PROBLEM DETAILS -> Without leaving out a single line, copy the records exactly.

*** DATA ***

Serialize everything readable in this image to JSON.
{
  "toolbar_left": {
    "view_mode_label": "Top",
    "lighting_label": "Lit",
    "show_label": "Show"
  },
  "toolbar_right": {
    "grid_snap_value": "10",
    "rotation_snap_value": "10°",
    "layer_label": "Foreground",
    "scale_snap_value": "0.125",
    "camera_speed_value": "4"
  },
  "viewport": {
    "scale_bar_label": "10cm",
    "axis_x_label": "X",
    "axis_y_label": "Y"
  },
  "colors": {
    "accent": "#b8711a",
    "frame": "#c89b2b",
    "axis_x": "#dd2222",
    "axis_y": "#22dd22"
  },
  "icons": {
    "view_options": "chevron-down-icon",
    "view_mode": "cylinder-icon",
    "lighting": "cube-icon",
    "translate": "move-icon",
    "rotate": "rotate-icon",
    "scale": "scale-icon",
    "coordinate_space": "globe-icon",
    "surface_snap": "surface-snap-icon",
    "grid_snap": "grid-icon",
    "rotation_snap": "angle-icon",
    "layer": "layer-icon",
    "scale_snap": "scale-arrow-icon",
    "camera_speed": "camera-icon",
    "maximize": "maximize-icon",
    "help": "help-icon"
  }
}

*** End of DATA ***

TASK SOLUTION ->
Serialize everything readable in this image to JSON.
{
  "toolbar_left": {
    "view_mode_label": "Top",
    "lighting_label": "Lit",
    "show_label": "Show"
  },
  "toolbar_right": {
    "grid_snap_value": "10",
    "rotation_snap_value": "10°",
    "layer_label": "Foreground",
    "scale_snap_value": "0.125",
    "camera_speed_value": "4"
  },
  "viewport": {
    "scale_bar_label": "10cm",
    "axis_x_label": "X",
    "axis_y_label": "Y"
  },
  "colors": {
    "accent": "#b8711a",
    "frame": "#c89b2b",
    "axis_x": "#dd2222",
    "axis_y": "#22dd22"
  },
  "icons": {
    "view_options": "chevron-down-icon",
    "view_mode": "cylinder-icon",
    "lighting": "cube-icon",
    "translate": "move-icon",
    "rotate": "rotate-icon",
    "scale": "scale-icon",
    "coordinate_space": "globe-icon",
    "surface_snap": "surface-snap-icon",
    "grid_snap": "grid-icon",
    "rotation_snap": "angle-icon",
    "layer": "layer-icon",
    "scale_snap": "scale-arrow-icon",
    "camera_speed": "camera-icon",
    "maximize": "maximize-icon",
    "help": "help-icon"
  }
}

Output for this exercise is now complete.